By Chris Lewis | Aug. 20, 2020
A resident’s request to speak to council saw some lengthy discussion among Carbonear councillors last week.
Town Clerk Cathy Somers brought up the matter at the August 11 meeting. Unclear as to how council wanted to address it, she asked Mayor Frank Butt to clarify whether the resident’s request would be accommodated at a council committee, or with council as a whole.
Mayor Butt, under the impression that the resident was hoping to speak to council at a regular council meeting, suggested the resident do just that. Somers explained the protocol in these situations is to first bring the concern to the appropriate committee, but that it was well within council’s power to simply allot time in an upcoming meeting for the resident to speak.
“I’m fine with it going right to council, if the resident in question wants to speak,” Butt said.
Councillor Ray Noel, however, argued that is not the standard procedure and that in the past they have redirected residents to the applicable committee. From there, the committee would bring some suggestions back to council.
Councillor Danielle Doyle voiced her support for this approach as well.
But councillor David Kennedy said that by speaking at a committee meeting, residents’ voices and concerns would not be made public – something that some of them want.

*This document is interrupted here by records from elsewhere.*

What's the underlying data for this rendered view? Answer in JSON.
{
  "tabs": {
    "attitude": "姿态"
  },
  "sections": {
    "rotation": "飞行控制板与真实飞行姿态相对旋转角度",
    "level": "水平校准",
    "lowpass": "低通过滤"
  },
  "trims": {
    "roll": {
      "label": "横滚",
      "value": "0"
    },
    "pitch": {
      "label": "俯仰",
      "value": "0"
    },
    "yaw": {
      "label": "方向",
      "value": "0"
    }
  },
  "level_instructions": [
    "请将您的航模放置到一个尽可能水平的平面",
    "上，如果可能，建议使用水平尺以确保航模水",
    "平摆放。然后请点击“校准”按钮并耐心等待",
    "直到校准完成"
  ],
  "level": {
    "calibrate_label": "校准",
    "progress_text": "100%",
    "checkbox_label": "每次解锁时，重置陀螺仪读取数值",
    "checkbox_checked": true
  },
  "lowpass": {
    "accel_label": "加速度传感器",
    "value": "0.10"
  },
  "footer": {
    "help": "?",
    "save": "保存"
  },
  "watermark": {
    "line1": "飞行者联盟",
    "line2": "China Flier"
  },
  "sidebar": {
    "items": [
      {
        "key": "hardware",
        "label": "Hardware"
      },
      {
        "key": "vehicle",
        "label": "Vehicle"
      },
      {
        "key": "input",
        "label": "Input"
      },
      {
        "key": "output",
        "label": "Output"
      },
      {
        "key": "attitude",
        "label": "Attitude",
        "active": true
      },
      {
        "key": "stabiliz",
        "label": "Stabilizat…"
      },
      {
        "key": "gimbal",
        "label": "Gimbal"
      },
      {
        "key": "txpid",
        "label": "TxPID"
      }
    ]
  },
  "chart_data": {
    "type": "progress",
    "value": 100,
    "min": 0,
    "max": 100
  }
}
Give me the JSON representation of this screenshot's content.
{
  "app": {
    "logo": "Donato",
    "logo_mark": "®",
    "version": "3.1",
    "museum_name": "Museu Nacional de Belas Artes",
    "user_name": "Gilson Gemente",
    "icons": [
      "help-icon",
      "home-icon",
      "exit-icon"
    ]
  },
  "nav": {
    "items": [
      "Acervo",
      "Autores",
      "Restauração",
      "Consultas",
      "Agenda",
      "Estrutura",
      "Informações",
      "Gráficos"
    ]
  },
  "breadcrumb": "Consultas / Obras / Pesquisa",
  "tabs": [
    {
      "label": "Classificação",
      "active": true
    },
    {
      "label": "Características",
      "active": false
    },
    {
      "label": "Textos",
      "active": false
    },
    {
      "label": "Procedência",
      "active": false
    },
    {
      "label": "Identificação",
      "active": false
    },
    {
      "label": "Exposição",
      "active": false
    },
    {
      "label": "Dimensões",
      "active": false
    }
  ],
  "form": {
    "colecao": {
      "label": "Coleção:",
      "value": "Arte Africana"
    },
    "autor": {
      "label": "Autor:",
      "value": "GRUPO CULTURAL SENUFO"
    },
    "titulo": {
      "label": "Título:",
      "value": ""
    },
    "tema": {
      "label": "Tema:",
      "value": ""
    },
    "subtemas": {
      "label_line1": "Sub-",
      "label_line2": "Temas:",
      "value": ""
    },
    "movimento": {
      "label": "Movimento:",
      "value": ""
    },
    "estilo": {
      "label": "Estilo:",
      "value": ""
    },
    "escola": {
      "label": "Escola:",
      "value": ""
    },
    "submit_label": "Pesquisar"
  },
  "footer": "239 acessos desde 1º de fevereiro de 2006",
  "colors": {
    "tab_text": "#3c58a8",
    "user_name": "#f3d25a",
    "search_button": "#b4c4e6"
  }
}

“Not everybody wants to speak at a committee meeting, some people just want to voice their concerns and make sure that their issue is being tended to,” he said. “In some cases, people want to speak at a council meeting for no other reason than to know they’re speaking at a public meeting … The idea is to make sure that council has enough time to react and research the issue being brought forward… If you do that at a public meeting (we) might not be able to answer their question. Depending on the issue.”
Doyle suggested that if a resident does not want to speak at a committee meeting, the town could hold a separate meeting where the resident would be able to meet with and speak to each of the members of council in private.

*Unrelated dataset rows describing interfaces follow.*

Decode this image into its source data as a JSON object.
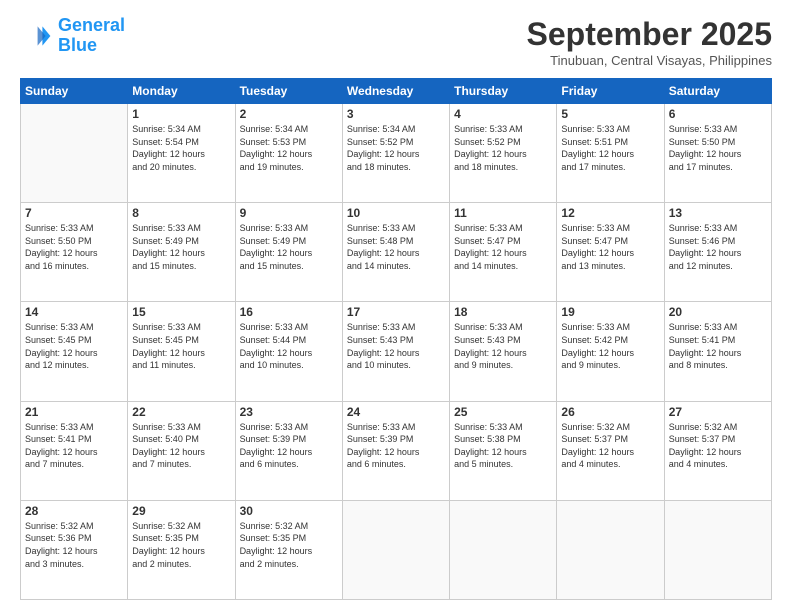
{
  "header": {
    "logo_line1": "General",
    "logo_line2": "Blue",
    "month": "September 2025",
    "location": "Tinubuan, Central Visayas, Philippines"
  },
  "weekdays": [
    "Sunday",
    "Monday",
    "Tuesday",
    "Wednesday",
    "Thursday",
    "Friday",
    "Saturday"
  ],
  "weeks": [
    [
      {
        "day": "",
        "info": ""
      },
      {
        "day": "1",
        "info": "Sunrise: 5:34 AM\nSunset: 5:54 PM\nDaylight: 12 hours\nand 20 minutes."
      },
      {
        "day": "2",
        "info": "Sunrise: 5:34 AM\nSunset: 5:53 PM\nDaylight: 12 hours\nand 19 minutes."
      },
      {
        "day": "3",
        "info": "Sunrise: 5:34 AM\nSunset: 5:52 PM\nDaylight: 12 hours\nand 18 minutes."
      },
      {
        "day": "4",
        "info": "Sunrise: 5:33 AM\nSunset: 5:52 PM\nDaylight: 12 hours\nand 18 minutes."
      },
      {
        "day": "5",
        "info": "Sunrise: 5:33 AM\nSunset: 5:51 PM\nDaylight: 12 hours\nand 17 minutes."
      },
      {
        "day": "6",
        "info": "Sunrise: 5:33 AM\nSunset: 5:50 PM\nDaylight: 12 hours\nand 17 minutes."
      }
    ],
    [
      {
        "day": "7",
        "info": "Sunrise: 5:33 AM\nSunset: 5:50 PM\nDaylight: 12 hours\nand 16 minutes."
      },
      {
        "day": "8",
        "info": "Sunrise: 5:33 AM\nSunset: 5:49 PM\nDaylight: 12 hours\nand 15 minutes."
      },
      {
        "day": "9",
        "info": "Sunrise: 5:33 AM\nSunset: 5:49 PM\nDaylight: 12 hours\nand 15 minutes."
      },
      {
        "day": "10",
        "info": "Sunrise: 5:33 AM\nSunset: 5:48 PM\nDaylight: 12 hours\nand 14 minutes."
      },
      {
        "day": "11",
        "info": "Sunrise: 5:33 AM\nSunset: 5:47 PM\nDaylight: 12 hours\nand 14 minutes."
      },
      {
        "day": "12",
        "info": "Sunrise: 5:33 AM\nSunset: 5:47 PM\nDaylight: 12 hours\nand 13 minutes."
      },
      {
        "day": "13",
        "info": "Sunrise: 5:33 AM\nSunset: 5:46 PM\nDaylight: 12 hours\nand 12 minutes."
      }
    ],
    [
      {
        "day": "14",
        "info": "Sunrise: 5:33 AM\nSunset: 5:45 PM\nDaylight: 12 hours\nand 12 minutes."
      },
      {
        "day": "15",
        "info": "Sunrise: 5:33 AM\nSunset: 5:45 PM\nDaylight: 12 hours\nand 11 minutes."
      },
      {
        "day": "16",
        "info": "Sunrise: 5:33 AM\nSunset: 5:44 PM\nDaylight: 12 hours\nand 10 minutes."
      },
      {
        "day": "17",
        "info": "Sunrise: 5:33 AM\nSunset: 5:43 PM\nDaylight: 12 hours\nand 10 minutes."
      },
      {
        "day": "18",
        "info": "Sunrise: 5:33 AM\nSunset: 5:43 PM\nDaylight: 12 hours\nand 9 minutes."
      },
      {
        "day": "19",
        "info": "Sunrise: 5:33 AM\nSunset: 5:42 PM\nDaylight: 12 hours\nand 9 minutes."
      },
      {
        "day": "20",
        "info": "Sunrise: 5:33 AM\nSunset: 5:41 PM\nDaylight: 12 hours\nand 8 minutes."
      }
    ],
    [
      {
        "day": "21",
        "info": "Sunrise: 5:33 AM\nSunset: 5:41 PM\nDaylight: 12 hours\nand 7 minutes."
      },
      {
        "day": "22",
        "info": "Sunrise: 5:33 AM\nSunset: 5:40 PM\nDaylight: 12 hours\nand 7 minutes."
      },
      {
        "day": "23",
        "info": "Sunrise: 5:33 AM\nSunset: 5:39 PM\nDaylight: 12 hours\nand 6 minutes."
      },
      {
        "day": "24",
        "info": "Sunrise: 5:33 AM\nSunset: 5:39 PM\nDaylight: 12 hours\nand 6 minutes."
      },
      {
        "day": "25",
        "info": "Sunrise: 5:33 AM\nSunset: 5:38 PM\nDaylight: 12 hours\nand 5 minutes."
      },
      {
        "day": "26",
        "info": "Sunrise: 5:32 AM\nSunset: 5:37 PM\nDaylight: 12 hours\nand 4 minutes."
      },
      {
        "day": "27",
        "info": "Sunrise: 5:32 AM\nSunset: 5:37 PM\nDaylight: 12 hours\nand 4 minutes."
      }
    ],
    [
      {
        "day": "28",
        "info": "Sunrise: 5:32 AM\nSunset: 5:36 PM\nDaylight: 12 hours\nand 3 minutes."
      },
      {
        "day": "29",
        "info": "Sunrise: 5:32 AM\nSunset: 5:35 PM\nDaylight: 12 hours\nand 2 minutes."
      },
      {
        "day": "30",
        "info": "Sunrise: 5:32 AM\nSunset: 5:35 PM\nDaylight: 12 hours\nand 2 minutes."
      },
      {
        "day": "",
        "info": ""
      },
      {
        "day": "",
        "info": ""
      },
      {
        "day": "",
        "info": ""
      },
      {
        "day": "",
        "info": ""
      }
    ]
  ]
}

“We have policy and procedures in place for a reason, and I think that’s setting precedent,” she said.
“Just so we know, he is entitled to speak at a regular council meeting as well,” added Butt.
Kennedy said that it basically boiled down to the resident’s preferences. By speaking at a committee meeting, he noted residents will be able to speak more casually and possibly have their concerns addressed through a dialogue. That dialogue, he argued, would not be there at a public council meeting.

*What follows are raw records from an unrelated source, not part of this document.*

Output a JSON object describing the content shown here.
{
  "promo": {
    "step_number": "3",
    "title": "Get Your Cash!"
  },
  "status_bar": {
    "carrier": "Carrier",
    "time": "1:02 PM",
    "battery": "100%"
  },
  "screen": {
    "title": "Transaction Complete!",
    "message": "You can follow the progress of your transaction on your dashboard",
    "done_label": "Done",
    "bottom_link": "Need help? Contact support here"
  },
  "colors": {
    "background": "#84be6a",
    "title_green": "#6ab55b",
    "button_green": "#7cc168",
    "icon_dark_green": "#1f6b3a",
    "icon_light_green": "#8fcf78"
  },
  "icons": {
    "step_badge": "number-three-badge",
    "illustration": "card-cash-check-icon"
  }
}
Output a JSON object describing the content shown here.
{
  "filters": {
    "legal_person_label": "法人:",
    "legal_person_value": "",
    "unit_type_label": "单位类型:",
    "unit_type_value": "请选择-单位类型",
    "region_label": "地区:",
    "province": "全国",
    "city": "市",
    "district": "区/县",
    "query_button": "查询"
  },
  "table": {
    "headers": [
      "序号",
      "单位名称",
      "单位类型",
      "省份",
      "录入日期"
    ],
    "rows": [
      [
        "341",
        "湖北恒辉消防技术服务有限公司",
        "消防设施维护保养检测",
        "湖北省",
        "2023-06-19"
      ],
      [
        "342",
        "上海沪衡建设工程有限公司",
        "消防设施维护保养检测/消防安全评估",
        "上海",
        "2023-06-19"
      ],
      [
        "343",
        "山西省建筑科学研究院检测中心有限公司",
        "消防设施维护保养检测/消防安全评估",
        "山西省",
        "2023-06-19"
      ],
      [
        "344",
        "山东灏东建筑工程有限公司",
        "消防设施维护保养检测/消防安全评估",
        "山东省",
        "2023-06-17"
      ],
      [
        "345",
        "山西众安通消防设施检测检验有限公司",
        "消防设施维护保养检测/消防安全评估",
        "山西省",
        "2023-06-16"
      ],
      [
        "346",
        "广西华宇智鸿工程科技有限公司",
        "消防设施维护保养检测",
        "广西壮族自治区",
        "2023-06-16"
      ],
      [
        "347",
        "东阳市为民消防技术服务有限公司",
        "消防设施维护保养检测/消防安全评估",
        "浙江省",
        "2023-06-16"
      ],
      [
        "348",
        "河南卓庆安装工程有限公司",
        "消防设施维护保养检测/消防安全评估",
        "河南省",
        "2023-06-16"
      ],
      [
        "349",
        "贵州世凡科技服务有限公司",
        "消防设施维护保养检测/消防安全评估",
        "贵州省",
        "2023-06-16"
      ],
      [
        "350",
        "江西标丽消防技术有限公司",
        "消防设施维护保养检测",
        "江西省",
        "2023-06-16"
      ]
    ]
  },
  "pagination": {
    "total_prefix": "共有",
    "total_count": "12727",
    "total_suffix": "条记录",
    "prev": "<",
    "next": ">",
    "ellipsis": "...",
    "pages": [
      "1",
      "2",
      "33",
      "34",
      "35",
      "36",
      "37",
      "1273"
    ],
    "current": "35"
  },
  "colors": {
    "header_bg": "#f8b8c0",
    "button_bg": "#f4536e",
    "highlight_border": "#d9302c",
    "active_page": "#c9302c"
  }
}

“The most constructive way, really, is a committee meeting. Then, if it needs to go to council, I don’t see any issue with that. But just because someone has a right to speak does not mean there will be a dialogue taking place, which is pretty much a waste of that person’s time,” Kennedy said.
Somers said she would relay all of this to the resident in question and try to arrange a meeting that best suited that person’s particular wants.